▶ **DATA SUPPLIED**
-=-=-
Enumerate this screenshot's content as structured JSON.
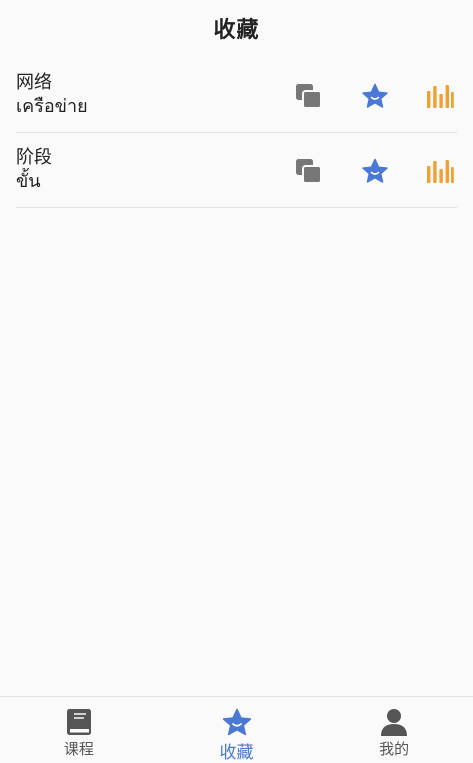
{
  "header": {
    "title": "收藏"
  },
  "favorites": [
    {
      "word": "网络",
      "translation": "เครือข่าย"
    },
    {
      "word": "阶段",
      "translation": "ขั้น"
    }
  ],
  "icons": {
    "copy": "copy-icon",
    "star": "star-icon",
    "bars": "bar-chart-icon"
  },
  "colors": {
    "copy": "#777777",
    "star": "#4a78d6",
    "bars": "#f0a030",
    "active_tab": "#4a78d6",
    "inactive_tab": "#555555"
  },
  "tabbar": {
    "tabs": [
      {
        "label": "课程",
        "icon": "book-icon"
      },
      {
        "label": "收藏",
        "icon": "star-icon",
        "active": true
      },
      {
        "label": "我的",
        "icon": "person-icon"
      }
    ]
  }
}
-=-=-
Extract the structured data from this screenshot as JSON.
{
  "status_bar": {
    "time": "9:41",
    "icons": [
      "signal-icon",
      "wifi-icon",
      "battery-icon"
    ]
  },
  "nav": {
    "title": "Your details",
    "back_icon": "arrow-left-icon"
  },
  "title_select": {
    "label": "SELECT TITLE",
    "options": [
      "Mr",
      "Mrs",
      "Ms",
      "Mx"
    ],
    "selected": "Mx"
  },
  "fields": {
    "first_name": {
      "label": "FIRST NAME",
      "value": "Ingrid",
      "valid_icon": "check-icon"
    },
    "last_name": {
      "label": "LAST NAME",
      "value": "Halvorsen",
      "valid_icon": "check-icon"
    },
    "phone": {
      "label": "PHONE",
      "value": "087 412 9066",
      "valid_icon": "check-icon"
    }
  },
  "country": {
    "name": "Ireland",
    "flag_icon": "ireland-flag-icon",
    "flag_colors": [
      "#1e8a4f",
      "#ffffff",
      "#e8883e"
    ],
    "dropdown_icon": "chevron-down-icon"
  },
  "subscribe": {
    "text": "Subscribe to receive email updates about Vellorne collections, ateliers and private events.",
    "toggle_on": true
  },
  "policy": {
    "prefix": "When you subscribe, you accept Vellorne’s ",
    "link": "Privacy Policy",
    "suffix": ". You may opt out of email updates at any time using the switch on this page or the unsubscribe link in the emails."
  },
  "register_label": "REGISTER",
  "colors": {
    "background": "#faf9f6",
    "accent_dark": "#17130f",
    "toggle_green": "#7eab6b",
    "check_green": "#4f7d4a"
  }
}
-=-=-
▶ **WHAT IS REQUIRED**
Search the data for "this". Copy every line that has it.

▶ **TASK SOLUTION**
Enumerate this screenshot's content as structured JSON.
Extract the structured data from this screenshot as JSON.
    "suffix": ". You may opt out of email updates at any time using the switch on this page or the unsubscribe link in the emails."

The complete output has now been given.